A mama, seated at the head of the table. Children littered all about. The mama is using the prototype to draw triangle dots on the backs of paper while her six year old helpfully draws her own triangles, missing the dots completely. Her eight year old is using the dots but forgetting the ruler, drawing the lines by wiggly hand.
Meanwhile, there is an 8 month old baby sitting in the middle of the room slowly being surrounded by the contents of every single school and art drawer within toddler reach. The mama’s two year old is supplying the baby in her time of need, giving her puzzle pieces and paintbrushes and emptying a bag of Little House in the Big Woods paper dolls on top of her head. When he is not helping her he is alternately swiping crackers from the kitchen or hitting his big sister, who, unfortunately, is also hitting him back.
Frank sings on while the mama grows more deeply immersed; she fails to notice the dog chewing on the children’s wooden blocks and reacts too rashly to the hands that keep grabbing the paper cutter in unsafe ways.
In the beginning, the mama had a firm hold. All hands were on deck and everyone had a plan. But by the middle of the project the garland has taken on a life of its own. Chaos hums in the room, tempers flare and then die out again, and the activity is entirely enjoyable when not downright frustrating.
At noon the mama’s husband walks in the door to find the floor absolutely covered with little things–papers, crayons, trains–the windows open, the dirt blowing in, the dog in the flower box, and paper scraps everywhere. Only the mother remains, doggedly hole punching. He can hear the older kids playing in the backyard with a ball.
After the project is completed, there is clean up to be done. Another hour is spent with the mama as drill sergeant or team leader, depending on the child–she’s tired and hungry and so are all the kids. But they know the clean-up routine. They do it every day. For every day this chaos erupts and every day they shove it back into place.
When they have reclaimed the dining room they sit down to lunch and the mama asks wearily, “well, what did you think?”
“That was fun!” the four year old shouts. “Let’s make it again!”
“Yeah,” the 10 year old chimes, “but let’s do it while the toddler sleeps.”
“Tomorrow,” the mama says, “we’re making a wreath.”
Because this life with kids? It’s exhausting and utterly messy. Whether the parents make the mess or the children, it matters not. Messes happen, chaos occurs, clutter erupts. We work for the beauty we create; for the craft project as well as the bedtime giggles, for the hand painted art as well as the trusting heart. We don’t have to make garlands or string lights or frost cookies, but we do have to love.

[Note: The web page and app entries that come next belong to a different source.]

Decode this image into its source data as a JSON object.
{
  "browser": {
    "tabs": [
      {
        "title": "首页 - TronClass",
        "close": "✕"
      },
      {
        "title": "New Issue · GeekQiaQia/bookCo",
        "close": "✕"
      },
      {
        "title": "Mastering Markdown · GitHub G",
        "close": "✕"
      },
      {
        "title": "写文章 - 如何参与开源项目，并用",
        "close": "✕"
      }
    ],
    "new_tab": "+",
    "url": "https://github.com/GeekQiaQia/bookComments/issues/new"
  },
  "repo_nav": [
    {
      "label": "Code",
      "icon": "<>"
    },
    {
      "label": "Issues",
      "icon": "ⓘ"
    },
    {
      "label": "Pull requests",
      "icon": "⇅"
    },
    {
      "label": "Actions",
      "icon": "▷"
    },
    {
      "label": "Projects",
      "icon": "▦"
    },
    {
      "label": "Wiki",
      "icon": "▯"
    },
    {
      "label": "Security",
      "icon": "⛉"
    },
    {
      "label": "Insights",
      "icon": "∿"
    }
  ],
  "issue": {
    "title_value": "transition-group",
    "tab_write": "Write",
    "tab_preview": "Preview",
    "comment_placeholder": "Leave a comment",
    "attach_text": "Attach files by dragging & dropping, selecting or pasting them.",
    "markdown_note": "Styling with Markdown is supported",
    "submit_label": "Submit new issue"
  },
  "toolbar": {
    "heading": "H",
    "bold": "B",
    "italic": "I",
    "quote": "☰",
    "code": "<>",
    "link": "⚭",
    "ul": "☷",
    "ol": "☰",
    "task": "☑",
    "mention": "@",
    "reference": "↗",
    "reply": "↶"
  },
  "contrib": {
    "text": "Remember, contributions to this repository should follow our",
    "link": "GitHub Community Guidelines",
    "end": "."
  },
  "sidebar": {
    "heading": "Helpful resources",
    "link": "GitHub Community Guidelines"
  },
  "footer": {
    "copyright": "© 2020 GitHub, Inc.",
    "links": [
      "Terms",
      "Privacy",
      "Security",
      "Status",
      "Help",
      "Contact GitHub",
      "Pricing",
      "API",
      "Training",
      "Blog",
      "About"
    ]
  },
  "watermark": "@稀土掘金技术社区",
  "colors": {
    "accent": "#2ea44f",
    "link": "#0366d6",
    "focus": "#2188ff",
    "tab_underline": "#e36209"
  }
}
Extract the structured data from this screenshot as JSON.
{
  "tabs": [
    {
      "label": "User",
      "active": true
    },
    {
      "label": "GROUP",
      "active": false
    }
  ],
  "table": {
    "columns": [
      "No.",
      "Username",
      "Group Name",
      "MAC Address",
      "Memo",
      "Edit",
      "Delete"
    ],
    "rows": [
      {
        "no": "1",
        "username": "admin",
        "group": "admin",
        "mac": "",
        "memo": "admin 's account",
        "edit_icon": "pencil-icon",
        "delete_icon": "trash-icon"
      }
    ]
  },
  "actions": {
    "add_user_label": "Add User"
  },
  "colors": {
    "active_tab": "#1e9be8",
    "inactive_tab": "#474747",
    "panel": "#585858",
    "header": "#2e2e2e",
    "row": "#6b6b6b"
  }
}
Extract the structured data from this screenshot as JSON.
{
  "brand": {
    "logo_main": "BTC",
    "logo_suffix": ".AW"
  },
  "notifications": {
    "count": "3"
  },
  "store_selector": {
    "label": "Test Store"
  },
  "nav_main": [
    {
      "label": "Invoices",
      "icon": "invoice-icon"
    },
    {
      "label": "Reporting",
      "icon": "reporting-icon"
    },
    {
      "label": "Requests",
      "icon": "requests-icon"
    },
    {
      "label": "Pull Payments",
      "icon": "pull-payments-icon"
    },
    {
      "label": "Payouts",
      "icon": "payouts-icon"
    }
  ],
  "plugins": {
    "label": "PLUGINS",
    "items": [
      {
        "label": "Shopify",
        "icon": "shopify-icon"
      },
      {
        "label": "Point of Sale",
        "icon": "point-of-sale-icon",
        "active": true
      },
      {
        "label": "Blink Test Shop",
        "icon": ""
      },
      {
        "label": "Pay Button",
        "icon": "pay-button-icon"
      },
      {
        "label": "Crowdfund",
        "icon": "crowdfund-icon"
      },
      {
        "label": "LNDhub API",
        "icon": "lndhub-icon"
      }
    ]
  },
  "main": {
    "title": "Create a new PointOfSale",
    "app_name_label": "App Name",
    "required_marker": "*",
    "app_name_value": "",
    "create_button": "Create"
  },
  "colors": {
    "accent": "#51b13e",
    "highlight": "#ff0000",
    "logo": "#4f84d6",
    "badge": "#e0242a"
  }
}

When I see the pictures posted above, I see the labor involved. I see the whole curve of the rainbow, the peak of frustration right down to the pot of gold. The work we put into life makes us proud of our outcome, makes us content with our lot, gives us something beautiful to hold. Wreaths and garlands or board games and snuggles, a listening ear or simply a kindly spoken word: as parents and as people we live, we love, we clean up, and we do it all over again tomorrow.